- WHAT THE EXERCISE ASKS
Copy out every line of the records where the string "active" occurs.

[Entries from a dataset of interfaces]
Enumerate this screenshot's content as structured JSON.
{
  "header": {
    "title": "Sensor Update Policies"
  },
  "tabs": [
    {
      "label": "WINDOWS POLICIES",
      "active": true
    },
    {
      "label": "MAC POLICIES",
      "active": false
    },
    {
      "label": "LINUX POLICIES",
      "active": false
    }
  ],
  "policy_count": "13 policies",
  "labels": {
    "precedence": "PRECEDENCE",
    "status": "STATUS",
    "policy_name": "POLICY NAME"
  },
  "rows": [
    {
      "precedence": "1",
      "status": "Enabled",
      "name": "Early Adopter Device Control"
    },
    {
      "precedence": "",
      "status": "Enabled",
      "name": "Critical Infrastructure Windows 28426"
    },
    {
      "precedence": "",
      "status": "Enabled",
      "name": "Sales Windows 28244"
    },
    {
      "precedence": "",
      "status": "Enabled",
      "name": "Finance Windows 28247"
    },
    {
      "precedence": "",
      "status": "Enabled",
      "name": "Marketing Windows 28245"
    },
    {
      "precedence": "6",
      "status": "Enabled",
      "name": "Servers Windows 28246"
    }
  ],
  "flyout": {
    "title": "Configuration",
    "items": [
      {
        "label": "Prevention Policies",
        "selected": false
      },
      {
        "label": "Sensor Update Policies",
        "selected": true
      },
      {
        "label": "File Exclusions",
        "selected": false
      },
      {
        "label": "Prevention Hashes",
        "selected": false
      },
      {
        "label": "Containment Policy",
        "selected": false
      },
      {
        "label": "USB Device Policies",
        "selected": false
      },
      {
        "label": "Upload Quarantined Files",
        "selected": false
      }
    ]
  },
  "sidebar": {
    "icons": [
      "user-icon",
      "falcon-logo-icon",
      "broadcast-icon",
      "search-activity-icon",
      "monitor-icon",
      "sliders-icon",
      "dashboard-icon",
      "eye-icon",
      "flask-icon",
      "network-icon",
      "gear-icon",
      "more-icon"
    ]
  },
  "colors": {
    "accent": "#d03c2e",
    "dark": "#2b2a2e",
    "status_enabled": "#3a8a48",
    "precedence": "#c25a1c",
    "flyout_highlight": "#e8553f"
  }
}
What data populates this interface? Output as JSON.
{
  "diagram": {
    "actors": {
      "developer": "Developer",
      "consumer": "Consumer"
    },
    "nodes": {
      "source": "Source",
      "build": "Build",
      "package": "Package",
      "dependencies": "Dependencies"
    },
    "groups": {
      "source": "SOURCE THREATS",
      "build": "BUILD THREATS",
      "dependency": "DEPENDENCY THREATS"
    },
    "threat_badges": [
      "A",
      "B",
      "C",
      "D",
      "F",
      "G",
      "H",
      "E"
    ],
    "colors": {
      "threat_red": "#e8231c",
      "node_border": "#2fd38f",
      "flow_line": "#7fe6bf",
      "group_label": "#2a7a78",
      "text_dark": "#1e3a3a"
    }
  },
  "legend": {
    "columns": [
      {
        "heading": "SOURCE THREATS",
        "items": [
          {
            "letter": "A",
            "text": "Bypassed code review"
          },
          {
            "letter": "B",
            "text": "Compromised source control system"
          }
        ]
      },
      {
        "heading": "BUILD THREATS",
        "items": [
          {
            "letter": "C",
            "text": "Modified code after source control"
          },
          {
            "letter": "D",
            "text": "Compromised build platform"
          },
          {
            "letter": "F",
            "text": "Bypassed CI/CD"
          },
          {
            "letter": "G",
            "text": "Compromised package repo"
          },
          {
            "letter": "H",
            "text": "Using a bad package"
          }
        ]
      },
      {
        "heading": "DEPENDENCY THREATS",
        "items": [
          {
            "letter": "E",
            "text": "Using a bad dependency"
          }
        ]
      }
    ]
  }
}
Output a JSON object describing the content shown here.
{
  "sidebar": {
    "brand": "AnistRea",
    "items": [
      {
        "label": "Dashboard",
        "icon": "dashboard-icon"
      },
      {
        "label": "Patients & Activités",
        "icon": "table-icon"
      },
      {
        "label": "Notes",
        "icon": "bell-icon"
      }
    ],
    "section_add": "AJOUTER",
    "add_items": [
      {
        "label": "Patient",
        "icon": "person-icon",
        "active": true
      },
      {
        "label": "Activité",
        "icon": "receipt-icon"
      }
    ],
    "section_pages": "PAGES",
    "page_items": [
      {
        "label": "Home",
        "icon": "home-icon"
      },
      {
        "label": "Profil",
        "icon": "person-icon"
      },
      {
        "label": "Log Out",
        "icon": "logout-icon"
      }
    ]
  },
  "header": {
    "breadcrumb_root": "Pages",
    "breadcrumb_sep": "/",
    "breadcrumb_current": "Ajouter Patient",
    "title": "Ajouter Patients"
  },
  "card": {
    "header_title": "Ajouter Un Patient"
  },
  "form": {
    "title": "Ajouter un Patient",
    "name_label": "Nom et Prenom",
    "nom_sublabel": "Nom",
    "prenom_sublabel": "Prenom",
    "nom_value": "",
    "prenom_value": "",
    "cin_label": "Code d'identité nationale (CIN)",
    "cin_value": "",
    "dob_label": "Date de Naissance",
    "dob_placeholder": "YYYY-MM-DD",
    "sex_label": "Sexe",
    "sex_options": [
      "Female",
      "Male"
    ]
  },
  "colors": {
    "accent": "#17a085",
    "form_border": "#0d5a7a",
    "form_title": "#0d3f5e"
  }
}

- SOLUTION TO THE PROBLEM
      "active": true
      "active": false
      "active": false
        "active": true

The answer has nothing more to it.